__PROBLEM REQUIREMENTS__
Filter the entries for lines with the word "données".

----- EXTRACTED INFORMATION -----

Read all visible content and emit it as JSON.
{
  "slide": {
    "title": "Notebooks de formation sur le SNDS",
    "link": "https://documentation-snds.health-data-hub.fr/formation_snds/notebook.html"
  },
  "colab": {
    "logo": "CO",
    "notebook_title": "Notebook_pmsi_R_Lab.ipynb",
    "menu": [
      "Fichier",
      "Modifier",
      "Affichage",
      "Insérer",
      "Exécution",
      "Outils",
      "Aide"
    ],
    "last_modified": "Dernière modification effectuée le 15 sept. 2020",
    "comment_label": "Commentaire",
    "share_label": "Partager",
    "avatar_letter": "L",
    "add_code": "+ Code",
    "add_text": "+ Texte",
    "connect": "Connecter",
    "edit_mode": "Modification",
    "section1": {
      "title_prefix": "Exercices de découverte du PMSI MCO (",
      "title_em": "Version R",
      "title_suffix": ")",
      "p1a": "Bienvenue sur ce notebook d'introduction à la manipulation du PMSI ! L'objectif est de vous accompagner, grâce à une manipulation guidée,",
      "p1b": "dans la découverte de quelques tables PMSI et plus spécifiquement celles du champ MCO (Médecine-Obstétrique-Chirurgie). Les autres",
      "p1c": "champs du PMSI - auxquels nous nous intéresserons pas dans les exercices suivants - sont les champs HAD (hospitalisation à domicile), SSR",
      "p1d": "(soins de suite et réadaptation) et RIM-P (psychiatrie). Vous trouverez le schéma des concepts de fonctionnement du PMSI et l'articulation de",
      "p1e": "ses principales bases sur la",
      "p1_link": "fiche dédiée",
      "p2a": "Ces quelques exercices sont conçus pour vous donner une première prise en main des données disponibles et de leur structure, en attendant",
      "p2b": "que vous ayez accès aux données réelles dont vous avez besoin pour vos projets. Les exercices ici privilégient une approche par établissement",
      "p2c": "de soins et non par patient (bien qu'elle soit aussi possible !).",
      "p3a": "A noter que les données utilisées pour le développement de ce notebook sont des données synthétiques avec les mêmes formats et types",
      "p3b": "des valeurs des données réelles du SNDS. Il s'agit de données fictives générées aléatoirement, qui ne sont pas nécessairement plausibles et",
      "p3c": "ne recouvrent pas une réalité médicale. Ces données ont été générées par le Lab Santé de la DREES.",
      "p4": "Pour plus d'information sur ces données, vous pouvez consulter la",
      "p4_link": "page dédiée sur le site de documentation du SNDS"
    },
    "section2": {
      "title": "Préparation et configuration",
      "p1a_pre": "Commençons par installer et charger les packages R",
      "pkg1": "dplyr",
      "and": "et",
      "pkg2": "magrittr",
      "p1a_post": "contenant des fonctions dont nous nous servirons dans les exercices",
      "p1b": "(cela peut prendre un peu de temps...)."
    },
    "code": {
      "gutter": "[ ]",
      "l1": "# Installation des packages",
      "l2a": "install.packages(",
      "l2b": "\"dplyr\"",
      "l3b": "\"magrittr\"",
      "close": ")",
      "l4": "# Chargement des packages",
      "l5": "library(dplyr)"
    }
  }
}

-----

__RESPONSE AREA__
      "p2a": "Ces quelques exercices sont conçus pour vous donner une première prise en main des données disponibles et de leur structure, en attendant",
      "p2b": "que vous ayez accès aux données réelles dont vous avez besoin pour vos projets. Les exercices ici privilégient une approche par établissement",
      "p3a": "A noter que les données utilisées pour le développement de ce notebook sont des données synthétiques avec les mêmes formats et types",
      "p3b": "des valeurs des données réelles du SNDS. Il s'agit de données fictives générées aléatoirement, qui ne sont pas nécessairement plausibles et",
      "p3c": "ne recouvrent pas une réalité médicale. Ces données ont été générées par le Lab Santé de la DREES.",
      "p4": "Pour plus d'information sur ces données, vous pouvez consulter la",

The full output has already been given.